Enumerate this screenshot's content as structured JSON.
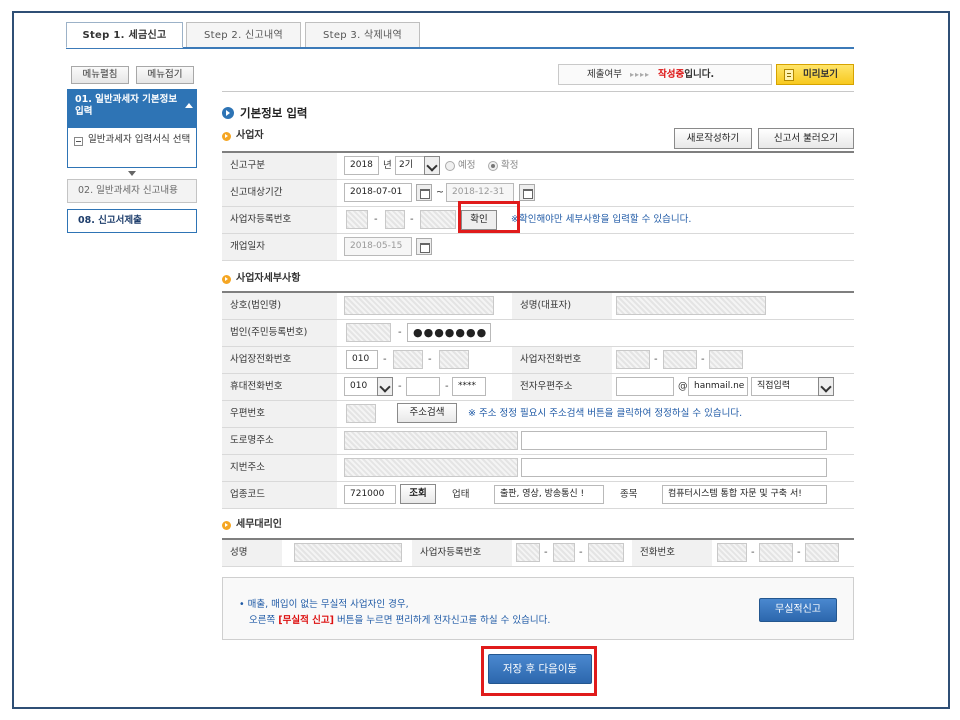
{
  "tabs": [
    {
      "label": "Step 1. 세금신고"
    },
    {
      "label": "Step 2. 신고내역"
    },
    {
      "label": "Step 3. 삭제내역"
    }
  ],
  "left_menu": {
    "expand_all": "메뉴펼침",
    "collapse_all": "메뉴접기",
    "active_item": "01. 일반과세자 기본정보 입력",
    "active_sub": "일반과세자 입력서식 선택",
    "item_02": "02. 일반과세자 신고내용",
    "item_08": "08. 신고서제출"
  },
  "status": {
    "label": "제출여부",
    "arrows": "▸▸▸▸",
    "value": "작성중",
    "suffix": "입니다.",
    "preview_button": "미리보기"
  },
  "basic_info": {
    "title": "기본정보 입력",
    "business_section": "사업자",
    "new_write_button": "새로작성하기",
    "load_button": "신고서 불러오기",
    "report_type_label": "신고구분",
    "year": "2018",
    "year_unit": "년",
    "period": "2기",
    "radio_scheduled": "예정",
    "radio_final": "확정",
    "target_period_label": "신고대상기간",
    "date_from": "2018-07-01",
    "date_sep": "~",
    "date_to": "2018-12-31",
    "brn_label": "사업자등록번호",
    "confirm_button": "확인",
    "brn_note": "※확인해야만 세부사항을 입력할 수 있습니다.",
    "open_date_label": "개업일자",
    "open_date": "2018-05-15"
  },
  "details": {
    "section": "사업자세부사항",
    "company_label": "상호(법인명)",
    "rep_label": "성명(대표자)",
    "corp_id_label": "법인(주민등록번호)",
    "corp_id_masked": "●●●●●●●",
    "office_phone_label": "사업장전화번호",
    "office_phone_prefix": "010",
    "biz_phone_label": "사업자전화번호",
    "mobile_label": "휴대전화번호",
    "mobile_prefix": "010",
    "mobile_last": "****",
    "email_label": "전자우편주소",
    "email_at": "@",
    "email_domain": "hanmail.ne",
    "email_select": "직접입력",
    "zip_label": "우편번호",
    "addr_search_button": "주소검색",
    "zip_note": "※ 주소 정정 필요시 주소검색 버튼을 클릭하여 정정하실 수 있습니다.",
    "road_addr_label": "도로명주소",
    "lot_addr_label": "지번주소",
    "industry_label": "업종코드",
    "industry_code": "721000",
    "lookup_button": "조회",
    "business_type_label": "업태",
    "business_type": "출판, 영상, 방송통신 !",
    "item_label": "종목",
    "item_value": "컴퓨터시스템 통합 자문 및 구축 서!"
  },
  "agent": {
    "section": "세무대리인",
    "name_label": "성명",
    "brn_label": "사업자등록번호",
    "phone_label": "전화번호"
  },
  "notice": {
    "line1": "• 매출, 매입이 없는 무실적 사업자인 경우,",
    "line2_pre": "오른쪽 ",
    "line2_red": "[무실적 신고]",
    "line2_post": " 버튼을 누르면 편리하게 전자신고를 하실 수 있습니다.",
    "button": "무실적신고"
  },
  "save_next_button": "저장 후 다음이동",
  "colors": {
    "accent": "#2e74b5",
    "highlight": "#e01b1b",
    "status": "#d11111"
  }
}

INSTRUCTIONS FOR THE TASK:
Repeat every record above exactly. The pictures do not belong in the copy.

ANSWER TO THIS TASK:
Enumerate this screenshot's content as structured JSON.
{
  "tabs": [
    {
      "label": "Step 1. 세금신고"
    },
    {
      "label": "Step 2. 신고내역"
    },
    {
      "label": "Step 3. 삭제내역"
    }
  ],
  "left_menu": {
    "expand_all": "메뉴펼침",
    "collapse_all": "메뉴접기",
    "active_item": "01. 일반과세자 기본정보 입력",
    "active_sub": "일반과세자 입력서식 선택",
    "item_02": "02. 일반과세자 신고내용",
    "item_08": "08. 신고서제출"
  },
  "status": {
    "label": "제출여부",
    "arrows": "▸▸▸▸",
    "value": "작성중",
    "suffix": "입니다.",
    "preview_button": "미리보기"
  },
  "basic_info": {
    "title": "기본정보 입력",
    "business_section": "사업자",
    "new_write_button": "새로작성하기",
    "load_button": "신고서 불러오기",
    "report_type_label": "신고구분",
    "year": "2018",
    "year_unit": "년",
    "period": "2기",
    "radio_scheduled": "예정",
    "radio_final": "확정",
    "target_period_label": "신고대상기간",
    "date_from": "2018-07-01",
    "date_sep": "~",
    "date_to": "2018-12-31",
    "brn_label": "사업자등록번호",
    "confirm_button": "확인",
    "brn_note": "※확인해야만 세부사항을 입력할 수 있습니다.",
    "open_date_label": "개업일자",
    "open_date": "2018-05-15"
  },
  "details": {
    "section": "사업자세부사항",
    "company_label": "상호(법인명)",
    "rep_label": "성명(대표자)",
    "corp_id_label": "법인(주민등록번호)",
    "corp_id_masked": "●●●●●●●",
    "office_phone_label": "사업장전화번호",
    "office_phone_prefix": "010",
    "biz_phone_label": "사업자전화번호",
    "mobile_label": "휴대전화번호",
    "mobile_prefix": "010",
    "mobile_last": "****",
    "email_label": "전자우편주소",
    "email_at": "@",
    "email_domain": "hanmail.ne",
    "email_select": "직접입력",
    "zip_label": "우편번호",
    "addr_search_button": "주소검색",
    "zip_note": "※ 주소 정정 필요시 주소검색 버튼을 클릭하여 정정하실 수 있습니다.",
    "road_addr_label": "도로명주소",
    "lot_addr_label": "지번주소",
    "industry_label": "업종코드",
    "industry_code": "721000",
    "lookup_button": "조회",
    "business_type_label": "업태",
    "business_type": "출판, 영상, 방송통신 !",
    "item_label": "종목",
    "item_value": "컴퓨터시스템 통합 자문 및 구축 서!"
  },
  "agent": {
    "section": "세무대리인",
    "name_label": "성명",
    "brn_label": "사업자등록번호",
    "phone_label": "전화번호"
  },
  "notice": {
    "line1": "• 매출, 매입이 없는 무실적 사업자인 경우,",
    "line2_pre": "오른쪽 ",
    "line2_red": "[무실적 신고]",
    "line2_post": " 버튼을 누르면 편리하게 전자신고를 하실 수 있습니다.",
    "button": "무실적신고"
  },
  "save_next_button": "저장 후 다음이동",
  "colors": {
    "accent": "#2e74b5",
    "highlight": "#e01b1b",
    "status": "#d11111"
  }
}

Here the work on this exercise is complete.